▶ **DATASET EXCERPTS**
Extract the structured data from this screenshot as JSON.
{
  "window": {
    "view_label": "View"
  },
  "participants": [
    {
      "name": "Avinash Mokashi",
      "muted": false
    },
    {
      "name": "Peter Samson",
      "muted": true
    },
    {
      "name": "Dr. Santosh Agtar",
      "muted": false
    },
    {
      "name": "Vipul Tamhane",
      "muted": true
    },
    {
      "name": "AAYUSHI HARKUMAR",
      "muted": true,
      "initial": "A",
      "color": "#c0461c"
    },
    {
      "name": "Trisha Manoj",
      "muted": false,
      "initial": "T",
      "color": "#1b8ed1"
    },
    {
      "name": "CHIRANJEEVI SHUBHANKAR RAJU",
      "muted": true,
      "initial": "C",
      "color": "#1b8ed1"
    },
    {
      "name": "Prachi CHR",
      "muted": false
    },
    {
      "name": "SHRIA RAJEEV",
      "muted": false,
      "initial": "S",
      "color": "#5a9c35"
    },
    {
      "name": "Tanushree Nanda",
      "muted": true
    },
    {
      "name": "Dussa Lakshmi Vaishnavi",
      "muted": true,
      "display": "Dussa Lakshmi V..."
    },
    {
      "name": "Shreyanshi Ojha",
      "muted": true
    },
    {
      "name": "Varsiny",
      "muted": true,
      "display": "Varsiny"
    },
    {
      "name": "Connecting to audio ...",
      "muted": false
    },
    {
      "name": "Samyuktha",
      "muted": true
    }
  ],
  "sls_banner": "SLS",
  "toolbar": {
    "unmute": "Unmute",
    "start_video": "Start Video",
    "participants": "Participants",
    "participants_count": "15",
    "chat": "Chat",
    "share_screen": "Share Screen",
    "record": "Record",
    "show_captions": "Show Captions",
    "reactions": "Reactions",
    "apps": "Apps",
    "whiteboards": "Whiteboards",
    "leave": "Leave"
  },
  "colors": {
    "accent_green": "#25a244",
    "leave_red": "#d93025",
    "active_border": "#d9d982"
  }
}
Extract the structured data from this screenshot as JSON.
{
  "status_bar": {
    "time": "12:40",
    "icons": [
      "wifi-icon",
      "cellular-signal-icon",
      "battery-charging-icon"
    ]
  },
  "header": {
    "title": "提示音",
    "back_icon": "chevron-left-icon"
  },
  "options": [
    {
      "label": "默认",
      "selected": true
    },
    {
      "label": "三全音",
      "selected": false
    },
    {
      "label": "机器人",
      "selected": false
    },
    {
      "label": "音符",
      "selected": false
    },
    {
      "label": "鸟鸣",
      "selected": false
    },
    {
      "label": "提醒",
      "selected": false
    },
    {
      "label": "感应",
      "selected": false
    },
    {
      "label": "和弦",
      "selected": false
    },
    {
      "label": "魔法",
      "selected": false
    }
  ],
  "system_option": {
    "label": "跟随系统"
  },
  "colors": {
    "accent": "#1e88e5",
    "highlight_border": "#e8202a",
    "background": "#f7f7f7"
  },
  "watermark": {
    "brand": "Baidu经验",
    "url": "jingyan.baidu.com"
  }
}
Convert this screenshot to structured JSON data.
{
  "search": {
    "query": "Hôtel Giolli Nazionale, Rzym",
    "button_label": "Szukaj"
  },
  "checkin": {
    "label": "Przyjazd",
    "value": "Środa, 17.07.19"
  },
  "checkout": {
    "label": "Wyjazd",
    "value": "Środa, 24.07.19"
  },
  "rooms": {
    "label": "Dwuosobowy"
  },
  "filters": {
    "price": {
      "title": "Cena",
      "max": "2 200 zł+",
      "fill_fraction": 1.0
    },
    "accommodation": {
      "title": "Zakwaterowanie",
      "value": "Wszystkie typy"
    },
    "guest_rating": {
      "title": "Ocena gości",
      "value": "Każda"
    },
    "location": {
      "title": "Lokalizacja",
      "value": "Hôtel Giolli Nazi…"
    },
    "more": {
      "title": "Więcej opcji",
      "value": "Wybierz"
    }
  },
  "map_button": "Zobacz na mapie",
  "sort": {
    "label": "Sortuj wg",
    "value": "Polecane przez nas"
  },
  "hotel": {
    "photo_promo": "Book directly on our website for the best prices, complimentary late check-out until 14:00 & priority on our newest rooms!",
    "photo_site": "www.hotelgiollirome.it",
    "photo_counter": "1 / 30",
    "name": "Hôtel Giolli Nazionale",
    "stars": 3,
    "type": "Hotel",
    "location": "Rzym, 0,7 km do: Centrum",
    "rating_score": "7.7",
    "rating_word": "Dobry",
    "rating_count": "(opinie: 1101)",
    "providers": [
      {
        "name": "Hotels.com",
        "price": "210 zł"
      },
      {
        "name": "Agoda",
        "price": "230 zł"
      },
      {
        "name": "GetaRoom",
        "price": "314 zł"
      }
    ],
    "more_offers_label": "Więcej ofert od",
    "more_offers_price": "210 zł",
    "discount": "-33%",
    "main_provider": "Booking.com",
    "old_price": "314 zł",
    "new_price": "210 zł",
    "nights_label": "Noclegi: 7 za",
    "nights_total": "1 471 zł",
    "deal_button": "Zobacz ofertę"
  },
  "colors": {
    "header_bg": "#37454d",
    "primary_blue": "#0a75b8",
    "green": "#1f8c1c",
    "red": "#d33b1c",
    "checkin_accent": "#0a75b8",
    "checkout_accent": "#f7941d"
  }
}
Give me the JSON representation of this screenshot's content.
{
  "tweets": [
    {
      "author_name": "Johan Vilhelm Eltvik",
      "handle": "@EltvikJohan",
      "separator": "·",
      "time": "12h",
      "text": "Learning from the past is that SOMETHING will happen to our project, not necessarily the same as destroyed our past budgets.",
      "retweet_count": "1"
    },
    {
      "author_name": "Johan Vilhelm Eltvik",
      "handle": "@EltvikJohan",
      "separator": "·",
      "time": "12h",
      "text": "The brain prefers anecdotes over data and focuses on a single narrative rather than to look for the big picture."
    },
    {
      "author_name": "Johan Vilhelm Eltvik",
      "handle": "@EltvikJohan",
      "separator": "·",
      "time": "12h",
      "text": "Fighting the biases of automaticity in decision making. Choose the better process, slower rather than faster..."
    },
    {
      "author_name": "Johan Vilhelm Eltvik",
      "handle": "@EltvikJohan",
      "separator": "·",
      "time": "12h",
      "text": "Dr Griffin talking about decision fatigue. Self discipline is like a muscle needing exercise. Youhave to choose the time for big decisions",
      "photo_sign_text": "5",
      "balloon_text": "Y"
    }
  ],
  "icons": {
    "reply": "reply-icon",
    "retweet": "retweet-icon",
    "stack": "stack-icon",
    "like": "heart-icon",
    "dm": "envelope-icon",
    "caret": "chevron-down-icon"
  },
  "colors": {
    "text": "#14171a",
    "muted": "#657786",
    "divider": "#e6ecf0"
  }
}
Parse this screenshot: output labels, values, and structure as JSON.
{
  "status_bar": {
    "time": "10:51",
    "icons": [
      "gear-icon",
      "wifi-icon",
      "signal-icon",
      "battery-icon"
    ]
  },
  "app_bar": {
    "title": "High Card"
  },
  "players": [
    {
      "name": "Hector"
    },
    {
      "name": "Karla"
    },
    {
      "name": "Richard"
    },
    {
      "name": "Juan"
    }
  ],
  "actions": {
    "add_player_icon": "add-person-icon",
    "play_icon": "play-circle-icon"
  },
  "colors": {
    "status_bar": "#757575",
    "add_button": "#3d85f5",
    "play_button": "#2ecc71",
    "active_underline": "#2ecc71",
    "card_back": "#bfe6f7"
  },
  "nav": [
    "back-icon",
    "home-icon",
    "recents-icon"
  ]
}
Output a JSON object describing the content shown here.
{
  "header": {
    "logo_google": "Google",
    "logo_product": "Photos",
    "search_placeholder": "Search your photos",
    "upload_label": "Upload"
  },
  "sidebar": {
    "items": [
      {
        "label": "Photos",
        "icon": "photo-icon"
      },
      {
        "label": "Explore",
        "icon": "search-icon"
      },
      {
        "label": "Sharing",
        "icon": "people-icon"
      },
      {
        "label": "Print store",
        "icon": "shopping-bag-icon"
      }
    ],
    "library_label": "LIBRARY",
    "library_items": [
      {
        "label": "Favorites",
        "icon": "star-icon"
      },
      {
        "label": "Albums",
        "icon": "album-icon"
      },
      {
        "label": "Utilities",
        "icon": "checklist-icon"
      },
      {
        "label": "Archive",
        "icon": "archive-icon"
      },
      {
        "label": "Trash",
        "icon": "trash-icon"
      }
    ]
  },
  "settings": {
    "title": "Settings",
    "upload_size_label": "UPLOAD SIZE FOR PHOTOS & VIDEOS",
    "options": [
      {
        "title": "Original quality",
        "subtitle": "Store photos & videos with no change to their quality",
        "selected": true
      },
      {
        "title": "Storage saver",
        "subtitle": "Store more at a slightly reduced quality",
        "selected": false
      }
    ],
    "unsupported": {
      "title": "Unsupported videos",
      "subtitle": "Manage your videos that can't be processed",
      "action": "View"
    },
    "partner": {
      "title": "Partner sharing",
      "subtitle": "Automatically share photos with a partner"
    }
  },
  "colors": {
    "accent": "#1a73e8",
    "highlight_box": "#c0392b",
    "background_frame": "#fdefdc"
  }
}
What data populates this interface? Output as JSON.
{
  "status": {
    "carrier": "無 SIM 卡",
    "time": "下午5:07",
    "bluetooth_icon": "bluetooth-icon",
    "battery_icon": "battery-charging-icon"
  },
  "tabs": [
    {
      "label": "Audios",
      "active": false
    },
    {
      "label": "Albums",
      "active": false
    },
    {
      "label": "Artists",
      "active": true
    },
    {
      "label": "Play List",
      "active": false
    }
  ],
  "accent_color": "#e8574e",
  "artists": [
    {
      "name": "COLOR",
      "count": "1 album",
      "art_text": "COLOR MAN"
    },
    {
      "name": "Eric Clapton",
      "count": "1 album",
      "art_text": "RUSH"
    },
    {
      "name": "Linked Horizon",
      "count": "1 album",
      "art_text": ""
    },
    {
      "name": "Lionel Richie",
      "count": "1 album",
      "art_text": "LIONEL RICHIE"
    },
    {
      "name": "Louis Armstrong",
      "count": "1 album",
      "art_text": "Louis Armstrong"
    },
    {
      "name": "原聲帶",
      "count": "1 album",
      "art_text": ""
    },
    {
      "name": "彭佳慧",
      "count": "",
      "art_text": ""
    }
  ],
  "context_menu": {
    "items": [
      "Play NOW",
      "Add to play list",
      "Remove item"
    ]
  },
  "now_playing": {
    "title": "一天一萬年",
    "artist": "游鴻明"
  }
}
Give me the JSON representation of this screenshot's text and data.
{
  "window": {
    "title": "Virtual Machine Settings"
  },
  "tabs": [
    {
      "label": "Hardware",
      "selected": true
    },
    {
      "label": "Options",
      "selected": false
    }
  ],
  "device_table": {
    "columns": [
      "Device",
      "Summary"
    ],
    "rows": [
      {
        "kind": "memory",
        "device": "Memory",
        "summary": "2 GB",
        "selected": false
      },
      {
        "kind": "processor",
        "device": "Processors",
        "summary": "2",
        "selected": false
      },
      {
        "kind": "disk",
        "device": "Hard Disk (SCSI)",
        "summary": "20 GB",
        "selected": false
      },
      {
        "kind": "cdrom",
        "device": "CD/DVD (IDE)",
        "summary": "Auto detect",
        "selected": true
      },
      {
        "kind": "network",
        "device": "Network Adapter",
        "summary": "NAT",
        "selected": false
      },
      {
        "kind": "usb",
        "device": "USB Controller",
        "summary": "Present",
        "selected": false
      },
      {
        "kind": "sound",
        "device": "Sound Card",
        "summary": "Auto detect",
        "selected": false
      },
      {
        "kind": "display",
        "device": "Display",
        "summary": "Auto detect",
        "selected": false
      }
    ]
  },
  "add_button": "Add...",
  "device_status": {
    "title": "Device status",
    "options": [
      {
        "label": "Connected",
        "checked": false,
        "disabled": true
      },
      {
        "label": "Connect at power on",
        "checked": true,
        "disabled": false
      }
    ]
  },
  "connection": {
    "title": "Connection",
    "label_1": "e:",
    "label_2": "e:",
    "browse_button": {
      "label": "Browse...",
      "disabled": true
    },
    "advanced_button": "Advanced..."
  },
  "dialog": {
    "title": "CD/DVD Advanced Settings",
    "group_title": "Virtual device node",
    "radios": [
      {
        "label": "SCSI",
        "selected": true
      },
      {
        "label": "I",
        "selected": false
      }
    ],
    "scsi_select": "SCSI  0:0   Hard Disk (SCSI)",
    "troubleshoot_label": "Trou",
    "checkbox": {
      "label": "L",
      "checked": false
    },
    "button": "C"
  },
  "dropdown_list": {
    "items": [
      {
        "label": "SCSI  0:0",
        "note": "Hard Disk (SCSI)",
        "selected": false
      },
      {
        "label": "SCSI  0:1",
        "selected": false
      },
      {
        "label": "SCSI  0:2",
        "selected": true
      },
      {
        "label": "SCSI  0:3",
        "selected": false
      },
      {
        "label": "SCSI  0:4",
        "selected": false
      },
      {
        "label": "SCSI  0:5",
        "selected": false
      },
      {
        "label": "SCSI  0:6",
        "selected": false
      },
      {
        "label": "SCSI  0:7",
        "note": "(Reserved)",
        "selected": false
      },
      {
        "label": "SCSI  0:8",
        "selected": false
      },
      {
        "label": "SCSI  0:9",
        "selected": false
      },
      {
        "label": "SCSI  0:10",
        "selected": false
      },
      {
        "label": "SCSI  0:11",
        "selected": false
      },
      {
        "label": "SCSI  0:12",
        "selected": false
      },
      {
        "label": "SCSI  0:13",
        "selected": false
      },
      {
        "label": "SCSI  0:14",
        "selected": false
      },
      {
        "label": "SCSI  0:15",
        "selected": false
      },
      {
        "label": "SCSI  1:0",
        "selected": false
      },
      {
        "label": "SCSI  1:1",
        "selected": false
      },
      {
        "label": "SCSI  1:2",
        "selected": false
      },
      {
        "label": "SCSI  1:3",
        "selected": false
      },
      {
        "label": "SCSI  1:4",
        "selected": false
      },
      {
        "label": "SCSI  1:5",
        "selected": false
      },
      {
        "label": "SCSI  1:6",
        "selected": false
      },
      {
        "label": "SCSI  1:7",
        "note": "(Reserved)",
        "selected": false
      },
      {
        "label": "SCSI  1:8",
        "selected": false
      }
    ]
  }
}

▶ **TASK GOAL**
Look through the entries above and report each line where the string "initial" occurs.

▶ **RESULT**
      "initial": "A",
      "initial": "T",
      "initial": "C",
      "initial": "S",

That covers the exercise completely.